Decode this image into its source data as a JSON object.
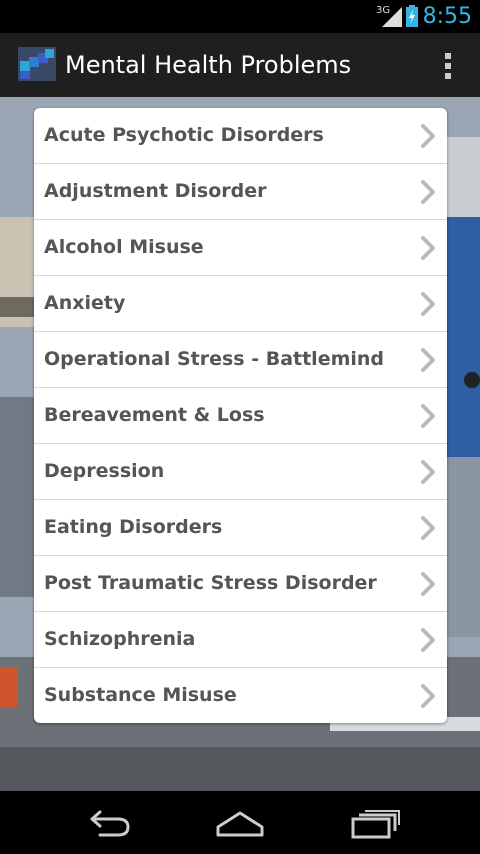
{
  "status_bar": {
    "network": "3G",
    "time": "8:55"
  },
  "action_bar": {
    "title": "Mental Health Problems",
    "app_icon": "app-logo-icon",
    "overflow_icon": "overflow-menu-icon"
  },
  "list": {
    "items": [
      {
        "label": "Acute Psychotic Disorders"
      },
      {
        "label": "Adjustment Disorder"
      },
      {
        "label": "Alcohol Misuse"
      },
      {
        "label": "Anxiety"
      },
      {
        "label": "Operational Stress - Battlemind"
      },
      {
        "label": "Bereavement & Loss"
      },
      {
        "label": "Depression"
      },
      {
        "label": "Eating Disorders"
      },
      {
        "label": "Post Traumatic Stress Disorder"
      },
      {
        "label": "Schizophrenia"
      },
      {
        "label": "Substance Misuse"
      }
    ],
    "chevron_icon": "chevron-right-icon"
  },
  "nav_bar": {
    "back_icon": "back-icon",
    "home_icon": "home-icon",
    "recents_icon": "recent-apps-icon"
  },
  "colors": {
    "accent": "#33b5e5",
    "action_bar_bg": "#1f1f1f",
    "list_text": "#555555",
    "chevron": "#bbbbbb"
  }
}
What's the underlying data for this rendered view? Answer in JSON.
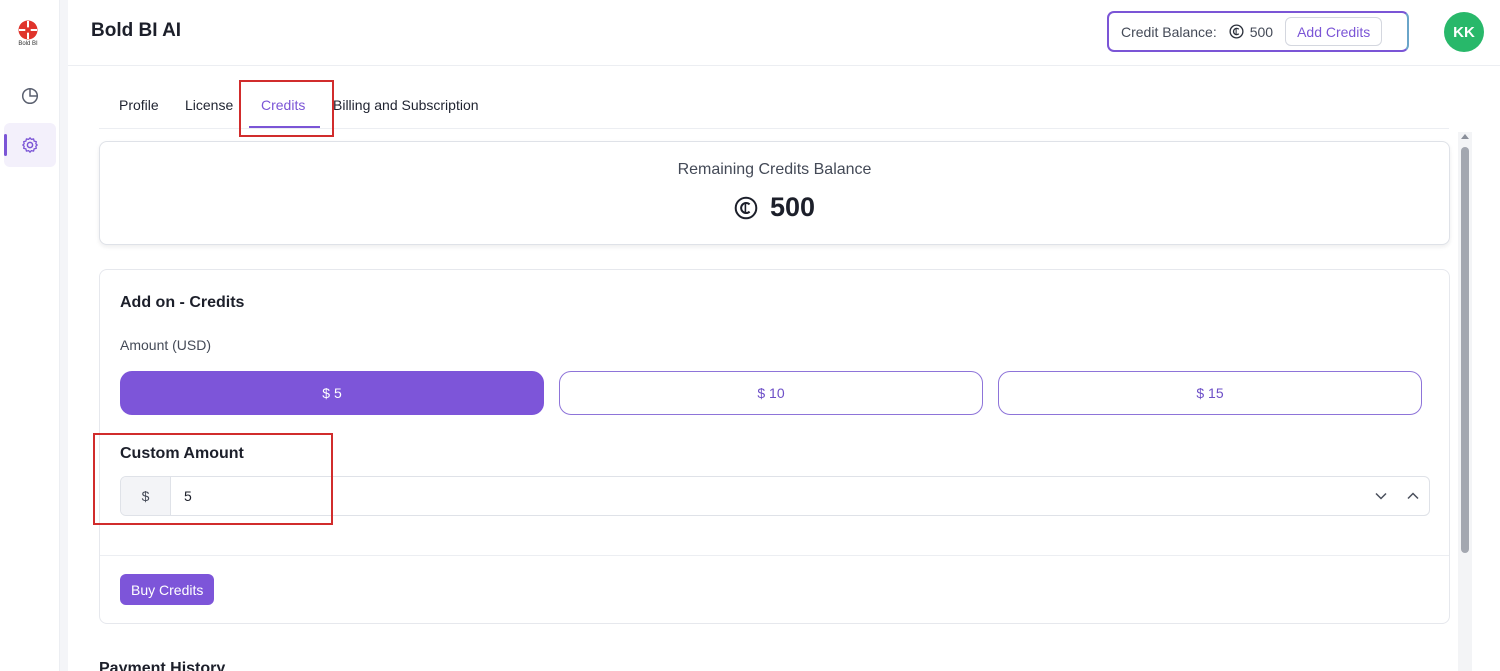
{
  "app": {
    "title": "Bold BI AI",
    "logo_text": "Bold BI"
  },
  "sidebar": {
    "items": [
      {
        "name": "dashboards",
        "icon": "pie-chart-icon",
        "active": false
      },
      {
        "name": "settings",
        "icon": "gear-icon",
        "active": true
      }
    ]
  },
  "header": {
    "credit_balance_label": "Credit Balance:",
    "credit_balance_value": "500",
    "add_credits_label": "Add Credits",
    "avatar_initials": "KK",
    "accent_color": "#7b55d6",
    "avatar_color": "#28b86a"
  },
  "tabs": [
    {
      "label": "Profile",
      "active": false
    },
    {
      "label": "License",
      "active": false
    },
    {
      "label": "Credits",
      "active": true
    },
    {
      "label": "Billing and Subscription",
      "active": false
    }
  ],
  "balance_card": {
    "label": "Remaining Credits Balance",
    "value": "500"
  },
  "addon": {
    "title": "Add on - Credits",
    "amount_label": "Amount (USD)",
    "options": [
      {
        "label": "$ 5",
        "selected": true
      },
      {
        "label": "$ 10",
        "selected": false
      },
      {
        "label": "$ 15",
        "selected": false
      }
    ],
    "custom_label": "Custom Amount",
    "currency_prefix": "$",
    "custom_value": "5",
    "buy_label": "Buy Credits"
  },
  "next_section": {
    "title": "Payment History"
  }
}
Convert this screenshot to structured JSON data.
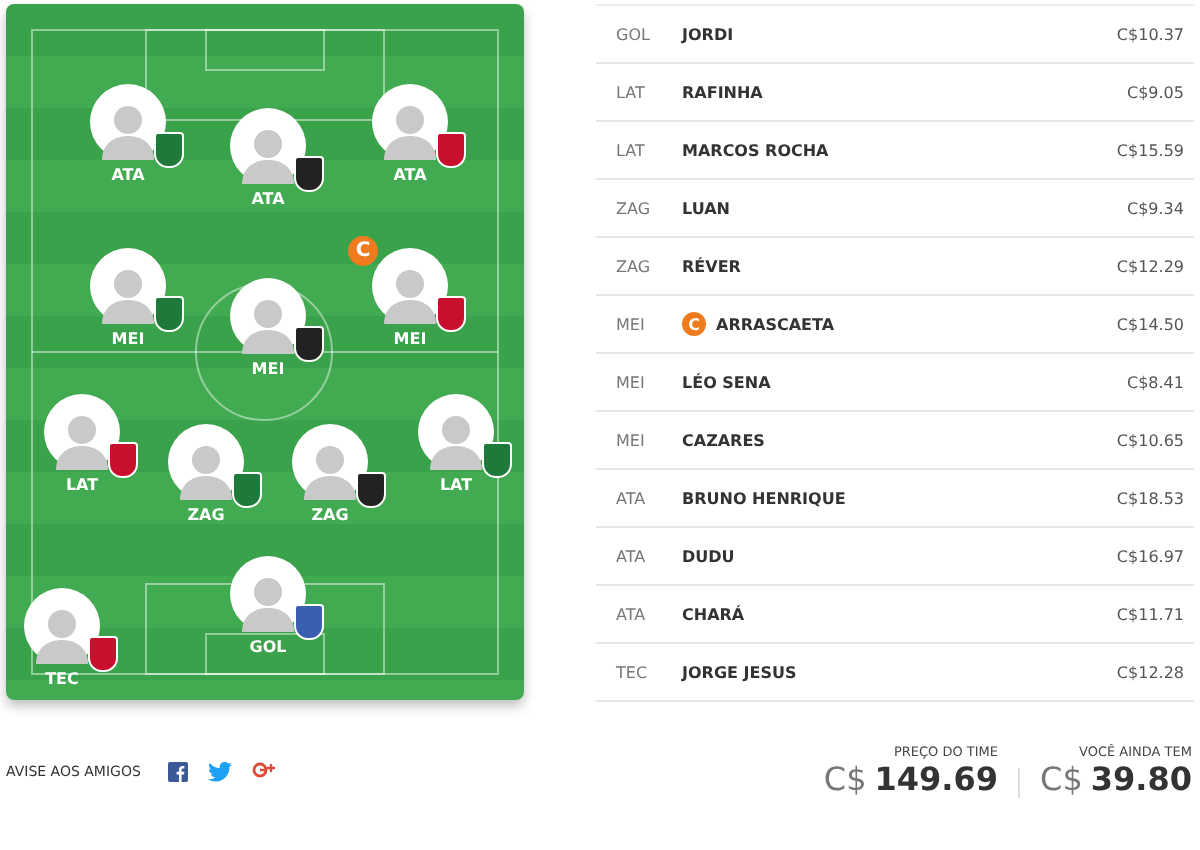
{
  "field": {
    "players": [
      {
        "position": "ATA",
        "color": "#1e7a3a",
        "captain": false
      },
      {
        "position": "ATA",
        "color": "#222222",
        "captain": false
      },
      {
        "position": "ATA",
        "color": "#c8102e",
        "captain": false
      },
      {
        "position": "MEI",
        "color": "#1e7a3a",
        "captain": false
      },
      {
        "position": "MEI",
        "color": "#222222",
        "captain": false
      },
      {
        "position": "MEI",
        "color": "#c8102e",
        "captain": true,
        "captain_mark": "C"
      },
      {
        "position": "LAT",
        "color": "#c8102e",
        "captain": false
      },
      {
        "position": "ZAG",
        "color": "#1e7a3a",
        "captain": false
      },
      {
        "position": "ZAG",
        "color": "#222222",
        "captain": false
      },
      {
        "position": "LAT",
        "color": "#1e7a3a",
        "captain": false
      },
      {
        "position": "GOL",
        "color": "#3b5fb0",
        "captain": false
      },
      {
        "position": "TEC",
        "color": "#c8102e",
        "captain": false
      }
    ]
  },
  "lineup": [
    {
      "position": "GOL",
      "name": "JORDI",
      "price": "C$10.37",
      "captain": false
    },
    {
      "position": "LAT",
      "name": "RAFINHA",
      "price": "C$9.05",
      "captain": false
    },
    {
      "position": "LAT",
      "name": "MARCOS ROCHA",
      "price": "C$15.59",
      "captain": false
    },
    {
      "position": "ZAG",
      "name": "LUAN",
      "price": "C$9.34",
      "captain": false
    },
    {
      "position": "ZAG",
      "name": "RÉVER",
      "price": "C$12.29",
      "captain": false
    },
    {
      "position": "MEI",
      "name": "ARRASCAETA",
      "price": "C$14.50",
      "captain": true,
      "captain_mark": "C"
    },
    {
      "position": "MEI",
      "name": "LÉO SENA",
      "price": "C$8.41",
      "captain": false
    },
    {
      "position": "MEI",
      "name": "CAZARES",
      "price": "C$10.65",
      "captain": false
    },
    {
      "position": "ATA",
      "name": "BRUNO HENRIQUE",
      "price": "C$18.53",
      "captain": false
    },
    {
      "position": "ATA",
      "name": "DUDU",
      "price": "C$16.97",
      "captain": false
    },
    {
      "position": "ATA",
      "name": "CHARÁ",
      "price": "C$11.71",
      "captain": false
    },
    {
      "position": "TEC",
      "name": "JORGE JESUS",
      "price": "C$12.28",
      "captain": false
    }
  ],
  "share": {
    "label": "AVISE AOS AMIGOS",
    "networks": [
      {
        "kind": "facebook"
      },
      {
        "kind": "twitter"
      },
      {
        "kind": "googleplus"
      }
    ]
  },
  "totals": [
    {
      "label": "PREÇO DO TIME",
      "currency": "C$",
      "value": "149.69"
    },
    {
      "label": "VOCÊ AINDA TEM",
      "currency": "C$",
      "value": "39.80"
    }
  ]
}
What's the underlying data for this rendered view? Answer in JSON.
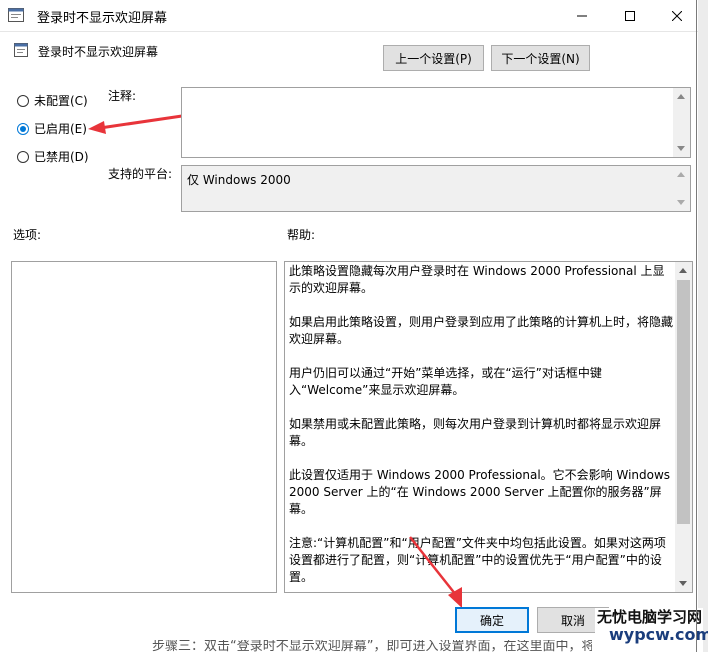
{
  "window": {
    "title": "登录时不显示欢迎屏幕"
  },
  "header": {
    "policy_name": "登录时不显示欢迎屏幕",
    "prev_button": "上一个设置(P)",
    "next_button": "下一个设置(N)"
  },
  "options": {
    "not_configured": "未配置(C)",
    "enabled": "已启用(E)",
    "disabled": "已禁用(D)",
    "selected": "enabled"
  },
  "comment": {
    "label": "注释:",
    "value": ""
  },
  "platform": {
    "label": "支持的平台:",
    "value": "仅 Windows 2000"
  },
  "sections": {
    "options_label": "选项:",
    "help_label": "帮助:"
  },
  "help": {
    "paragraphs": [
      "此策略设置隐藏每次用户登录时在 Windows 2000 Professional 上显示的欢迎屏幕。",
      "如果启用此策略设置，则用户登录到应用了此策略的计算机上时，将隐藏欢迎屏幕。",
      "用户仍旧可以通过“开始”菜单选择，或在“运行”对话框中键入“Welcome”来显示欢迎屏幕。",
      "如果禁用或未配置此策略，则每次用户登录到计算机时都将显示欢迎屏幕。",
      "此设置仅适用于 Windows 2000 Professional。它不会影响 Windows 2000 Server 上的“在 Windows 2000 Server 上配置你的服务器”屏幕。",
      "注意:“计算机配置”和“用户配置”文件夹中均包括此设置。如果对这两项设置都进行了配置，则“计算机配置”中的设置优先于“用户配置”中的设置。"
    ]
  },
  "buttons": {
    "ok": "确定",
    "cancel": "取消"
  },
  "footer": {
    "text": "步骤三：双击“登录时不显示欢迎屏幕”，即可进入设置界面，在这里面中，将"
  },
  "watermark": {
    "line1": "无忧电脑学习网",
    "line2": "wypcw.com"
  },
  "colors": {
    "accent": "#0078d7",
    "arrow": "#e8343a"
  }
}
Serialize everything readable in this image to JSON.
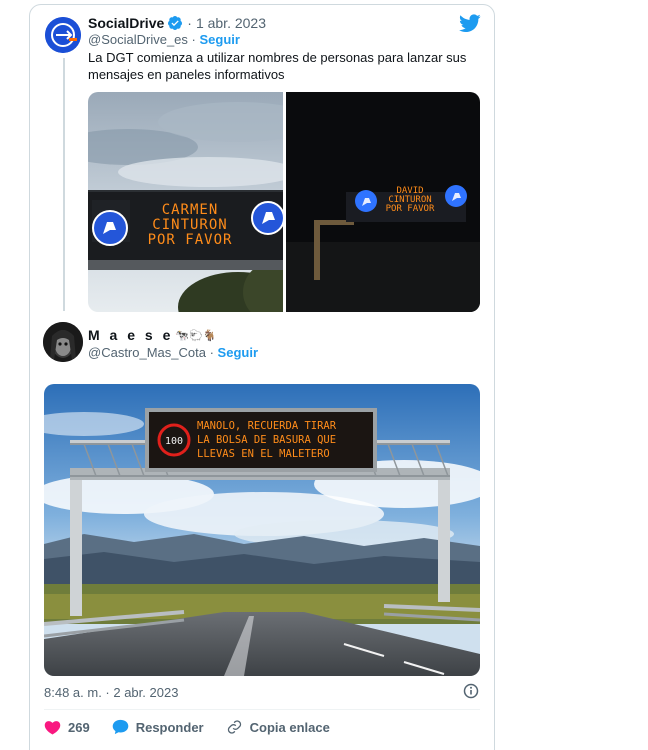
{
  "tweet_quoted": {
    "author_name": "SocialDrive",
    "date": "1 abr. 2023",
    "handle": "@SocialDrive_es",
    "follow_label": "Seguir",
    "text": "La DGT comienza a utilizar nombres de personas para lanzar sus mensajes en paneles informativos",
    "photo1_sign": [
      "CARMEN",
      "CINTURON",
      "POR FAVOR"
    ],
    "photo2_sign": [
      "DAVID",
      "CINTURON",
      "POR FAVOR"
    ]
  },
  "tweet_main": {
    "author_name": "M a e s e",
    "author_emojis": "🐄🐑🐐",
    "handle": "@Castro_Mas_Cota",
    "follow_label": "Seguir",
    "sign_speed": "100",
    "sign_lines": [
      "MANOLO, RECUERDA TIRAR",
      "LA BOLSA DE BASURA QUE",
      "LLEVAS EN EL MALETERO"
    ],
    "timestamp": "8:48 a. m. · 2 abr. 2023"
  },
  "actions": {
    "likes_count": "269",
    "reply_label": "Responder",
    "copy_label": "Copia enlace"
  },
  "colors": {
    "twitter_blue": "#1d9bf0",
    "like_red": "#f91880",
    "text_secondary": "#536471",
    "sign_orange": "#ff8c1a"
  },
  "icons": {
    "twitter": "twitter-bird-icon",
    "verified": "verified-badge-icon",
    "info": "info-icon",
    "like": "heart-icon",
    "reply": "speech-bubble-icon",
    "copy": "link-icon"
  }
}
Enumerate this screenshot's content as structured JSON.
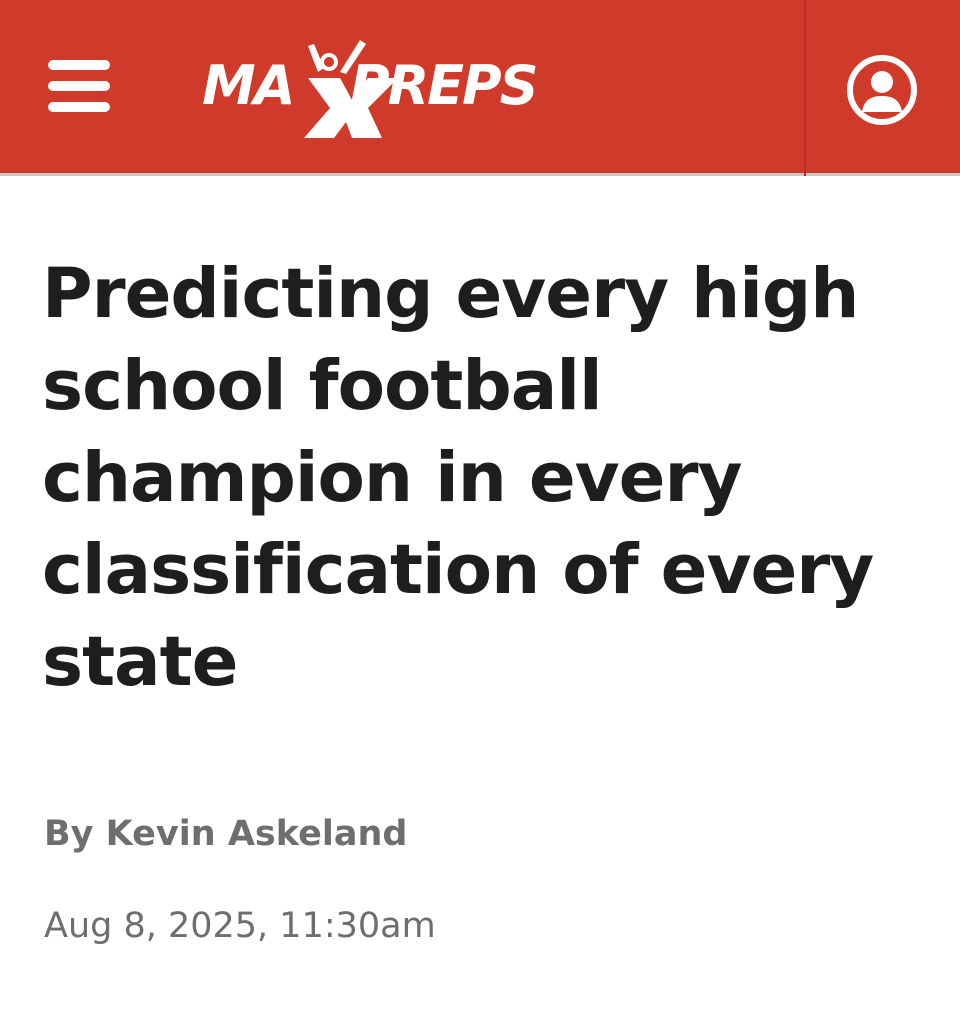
{
  "header": {
    "background_color": "#d03a2b",
    "menu_icon": "hamburger-menu-icon",
    "logo_text": "MAXPREPS",
    "account_icon": "user-account-icon"
  },
  "article": {
    "headline": "Predicting every high school football champion in every classification of every state",
    "byline": "By Kevin Askeland",
    "date": "Aug 8, 2025, 11:30am",
    "text_color": "#1e1e1e",
    "meta_color": "#6e6e6e"
  }
}
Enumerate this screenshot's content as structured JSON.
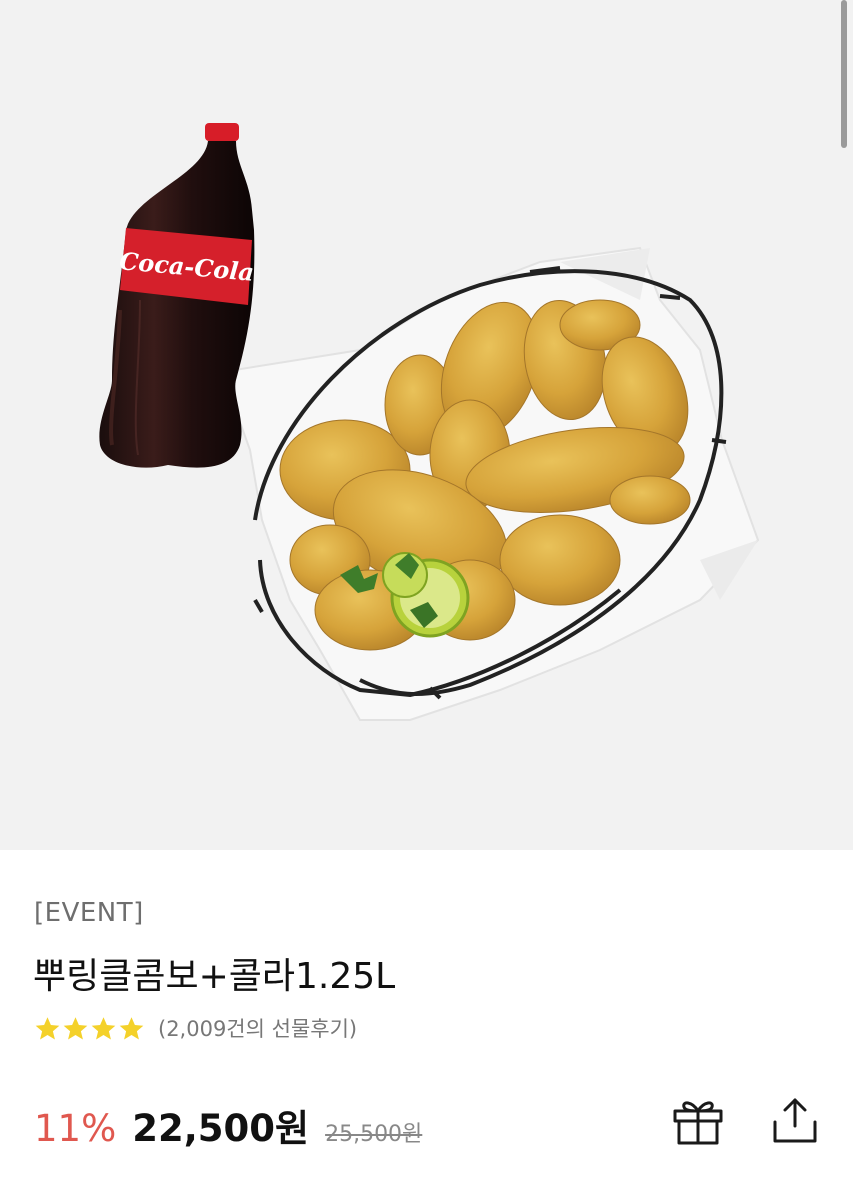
{
  "product": {
    "tag": "[EVENT]",
    "name": "뿌링클콤보+콜라1.25L",
    "rating_stars": 4,
    "review_text": "(2,009건의 선물후기)",
    "discount": "11%",
    "price": "22,500원",
    "original_price": "25,500원",
    "image_label": "Coca-Cola"
  },
  "colors": {
    "discount": "#e0584f",
    "star": "#f4d12a",
    "hero_bg": "#f2f2f2"
  },
  "icons": [
    "star-icon",
    "gift-icon",
    "share-icon"
  ]
}
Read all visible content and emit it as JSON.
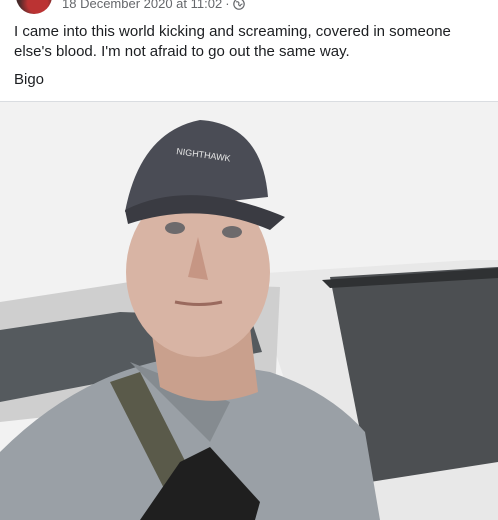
{
  "post": {
    "date": "18 December 2020 at 11:02",
    "separator": "·",
    "privacy_icon": "globe-icon",
    "text": "I came into this world kicking and screaming, covered in someone else's blood.  I'm not afraid to go out the same way.",
    "signature": "Bigo"
  },
  "photo": {
    "cap_brand": "NIGHTHAWK"
  },
  "colors": {
    "meta_text": "#65676b",
    "body_text": "#1c1e21",
    "divider": "#dadde1"
  }
}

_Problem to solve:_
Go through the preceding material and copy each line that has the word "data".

_Task response:_
Decode this image into its source data as a JSON object.
What's the underlying data for this rendered view? Answer in JSON.
Convert this screenshot to structured JSON data.
What's the underlying data for this rendered view? Answer in JSON.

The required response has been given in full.